My dog forages for rosehips as food, but the tiny hairs inside the fruit aren't good for human or animal digestive systems. That's why rosehip syrup is normally strained to separate the hairs and the hair coated seeds.
Rosehip Syrup Recipe
A subtly flavoured syrup which is brilliant for staving off colds. Dilute as a drink, drizzle over pancakes, apple crumble or ice cream or use in cocktails.
This recipe for rosehip syrup avoids boiling the fruits so as not to loose too much vitamin C. In fact, you'll only loose about 15% vitamin C and most of that is lost between mashing the fruits and plunging them into boiling water. So speed is a vitamin asset.

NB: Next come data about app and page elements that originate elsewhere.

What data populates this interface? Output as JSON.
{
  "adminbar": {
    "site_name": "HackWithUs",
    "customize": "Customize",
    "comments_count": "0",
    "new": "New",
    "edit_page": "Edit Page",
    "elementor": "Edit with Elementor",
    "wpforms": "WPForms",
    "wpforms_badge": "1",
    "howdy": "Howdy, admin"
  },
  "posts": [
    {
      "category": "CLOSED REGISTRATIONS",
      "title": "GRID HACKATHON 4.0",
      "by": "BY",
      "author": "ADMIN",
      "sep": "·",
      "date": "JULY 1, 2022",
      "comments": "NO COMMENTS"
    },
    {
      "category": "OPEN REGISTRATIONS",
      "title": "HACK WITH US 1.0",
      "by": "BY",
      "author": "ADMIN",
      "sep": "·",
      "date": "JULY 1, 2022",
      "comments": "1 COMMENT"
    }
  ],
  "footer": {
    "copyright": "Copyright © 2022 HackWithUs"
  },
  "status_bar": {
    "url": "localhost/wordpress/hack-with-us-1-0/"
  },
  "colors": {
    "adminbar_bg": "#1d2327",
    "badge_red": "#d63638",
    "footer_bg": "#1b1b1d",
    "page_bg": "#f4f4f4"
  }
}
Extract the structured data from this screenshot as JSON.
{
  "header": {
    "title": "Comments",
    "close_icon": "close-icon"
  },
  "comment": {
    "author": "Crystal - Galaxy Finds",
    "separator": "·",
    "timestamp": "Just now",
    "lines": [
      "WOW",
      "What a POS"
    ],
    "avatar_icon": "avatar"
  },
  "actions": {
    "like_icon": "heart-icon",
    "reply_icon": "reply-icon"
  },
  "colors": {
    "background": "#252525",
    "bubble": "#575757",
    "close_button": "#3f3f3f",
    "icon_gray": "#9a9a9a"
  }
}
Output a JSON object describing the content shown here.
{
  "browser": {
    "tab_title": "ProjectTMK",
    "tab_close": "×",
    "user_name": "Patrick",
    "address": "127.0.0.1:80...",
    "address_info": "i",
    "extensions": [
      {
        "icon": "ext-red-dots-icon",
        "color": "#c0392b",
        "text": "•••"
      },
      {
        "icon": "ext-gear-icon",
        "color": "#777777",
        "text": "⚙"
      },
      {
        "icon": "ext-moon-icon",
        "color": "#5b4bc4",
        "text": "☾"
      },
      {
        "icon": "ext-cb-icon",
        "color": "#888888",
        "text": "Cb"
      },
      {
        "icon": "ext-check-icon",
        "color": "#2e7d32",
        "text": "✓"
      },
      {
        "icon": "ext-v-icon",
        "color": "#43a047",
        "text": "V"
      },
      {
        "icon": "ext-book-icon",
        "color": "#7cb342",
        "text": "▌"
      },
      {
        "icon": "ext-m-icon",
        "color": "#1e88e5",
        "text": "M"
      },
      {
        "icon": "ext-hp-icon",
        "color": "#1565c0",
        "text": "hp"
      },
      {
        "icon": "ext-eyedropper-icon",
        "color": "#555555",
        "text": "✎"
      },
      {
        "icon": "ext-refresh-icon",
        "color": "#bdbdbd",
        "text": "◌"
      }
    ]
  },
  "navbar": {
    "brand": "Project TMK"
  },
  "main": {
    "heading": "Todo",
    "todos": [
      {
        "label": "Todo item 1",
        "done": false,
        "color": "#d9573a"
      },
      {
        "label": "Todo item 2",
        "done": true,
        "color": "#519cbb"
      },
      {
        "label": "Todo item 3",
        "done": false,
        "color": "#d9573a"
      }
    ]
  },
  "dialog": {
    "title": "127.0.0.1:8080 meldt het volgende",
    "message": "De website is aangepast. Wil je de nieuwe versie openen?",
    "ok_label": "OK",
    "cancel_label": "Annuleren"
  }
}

Makes 750 ml
- 300 g rosehips, stalks removed
- 1 litre water
- 300 g golden caster sugar
Using a small to medium saucepan, bring 500ml of water to the boil. Briefly mash the fruits and immediately plunge into the boiling water. Bring the water back to the boil, turn off the heat and leave the fruits to infuse for 15 minutes. Put both the rosehips and liquid into a jelly bag and allow the juice to drip through into a bowl. Using the same saucepan, bring the remaining 500ml of water to the boil, add the rosehip pulp, turn off the heat, cover and allow to infuse for a further 10 minutes. Strain through the jelly bag and allow all the liquid to drip through.
Wash out the saucepan and fill with the strained rosehip water. Bring to the boil and simmer for 20 minutes, or until the liquid has reduced by one third. Stir in the sugar, allow to dissolve, then simmer for 5 minutes before pouring into hot, sterilised bottles.